Leaked details suggest Lance Armstrong’s visit to television’s vessel of forgiveness was predictable, the first tactical maneuver in his image-rehabilitation strategy. Something like, “I used performance-enhancing drugs. I lied about it. I am deeply sorry to all the people I hurt with my deception…” Contrition, tears, cooperation with authorities, etc., etc.
And he should be sorry, particularly to the people he slandered to protect his good name and to the millions of credulous true believers who took him at his defiant word. As for the doping, in and of itself? I’m one of the few people on earth who doesn’t think Armstrong needs to apologize for that.
The revoked Tour de France titles, the looming criminal prosecution and the toppled statue of his reputation serve as fair punishment for the rules and laws he broke. But while he faces that public comeuppance, I’d like to see him turn his famous tenacity toward repealing those rules and laws.
Not for himself — he knew what he was doing and deserves his fate — but to prevent more athletes from being ostracized or prosecuted over arbitrary restrictions on substances less risky than what football players subject themselves to on every down. As long as we applaud the brain-jostling impact of football, banning performance-enhancing drugs amounts to an olive embargo to prevent martini drinking.
If Armstrong has any credibility left, it’s on the subject of performance-enhancing drugs and their place in sports, a discussion belated by about two decades of willful ignorance and knee-jerk outrage. After the confession and the apology, I wish he would start the conversation.
I wish he would say it’s not clear that these substances merit prohibition at all, let alone the righteous indignation they inspire.
I wish he would quote University of Wisconsin pediatrician and bioethicist Norman Fost, who calls the arguments for prohibiting performance-enhancing drug use among adults “incoherent, disingenuous, hypocritical, and based on bad facts.”
I wish he would say that, properly administered, the side effects of these drugs are minimal — and probably a lot safer than the amphetamine-laced coffee that was a baseball staple in the sepia-toned decades that stir nostalgia for nonexistent innocence.
I wish he would say that our professed concern for the health of athletes ought to focus on football’s body count and the images of young men’s brains ravaged by CTE more than the side effects of EPO.
None of that will happen.

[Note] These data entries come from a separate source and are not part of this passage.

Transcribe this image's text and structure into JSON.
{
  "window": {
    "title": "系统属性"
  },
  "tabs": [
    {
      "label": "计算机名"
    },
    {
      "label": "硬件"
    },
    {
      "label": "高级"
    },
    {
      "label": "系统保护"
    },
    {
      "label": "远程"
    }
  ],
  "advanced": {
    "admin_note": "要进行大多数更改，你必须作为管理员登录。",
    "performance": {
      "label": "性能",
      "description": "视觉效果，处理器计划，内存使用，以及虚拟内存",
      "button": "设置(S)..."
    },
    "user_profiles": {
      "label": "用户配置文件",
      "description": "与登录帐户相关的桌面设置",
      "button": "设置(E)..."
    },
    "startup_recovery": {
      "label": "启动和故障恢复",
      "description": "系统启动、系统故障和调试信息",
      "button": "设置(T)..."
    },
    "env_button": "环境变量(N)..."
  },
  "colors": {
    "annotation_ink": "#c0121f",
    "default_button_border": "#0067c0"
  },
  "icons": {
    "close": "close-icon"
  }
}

Instead, the Super Bowl will attract a couple billion eyeballs, averted from the inevitable damage but not from the game that causes it, while Armstrong does the celebrity-penance cycle and the baseball hall of fame enshrines no one.
Wisconsin’s Fost has long been a lonely voice scoffing at the selective paternalism of performance-enhancing drug prohibition and the insufficient data supporting it. “We allow adults to do things that are far riskier than even the most extreme claims about steroids, such as race car driving, and even playing football,” he writes. “There are far more deaths reported from the sport itself than from steroids.”
Those assertions waft away without a hearing, drowned out by the hysteria on the other side. But the issue deserves a fair debate, fact for fact, and Armstrong has the profile to make that possible.
He has forfeited a lot of the sympathy he received as a cancer survivor — a triumph, not incidentally, attributable to potent drugs with serious side effects — but he still has a platform. Armstrong could be the bullhorn someone like Fost needs to be heard. Entrenched attitudes are difficult to fight, but he’s nothing if not a fighter, and this time he’d have the facts on his side.
The biggest risks of performance-enhancing drugs stem from misuse, which prohibition encourages. Football, on the other hand, poses dangers that compound with every legal collision. Hits don’t have to cause concussions to cause long-term damage, but the biggest ones draw the biggest cheers. And the impressionable children so often cited by drug scolds emulate that behavior, with adult encouragement, long before they’ve ever heard of steroids.
In arguing these points, Armstrong could recast himself — and the many teammates and competitors who have his vindictive tire treads across their backs — in the context of the larger health threats that athletes, fans, and leagues not only accept, but expect.
He will never erase the stigma of his seven revoked Tour de France titles, but Armstrong could become an important figure in sports again, leading a debate even more overdue than his confession.
Jason Kelly, a former sports columnist for the South Bend Tribune, is an associate editor of the University of Chicago Magazine. His most recent book is Shelby’s Folly: Jack Dempsey, Doc Kearns, and the Shakedown of a Montana Boomtown. Email him at firstname.lastname@example.org.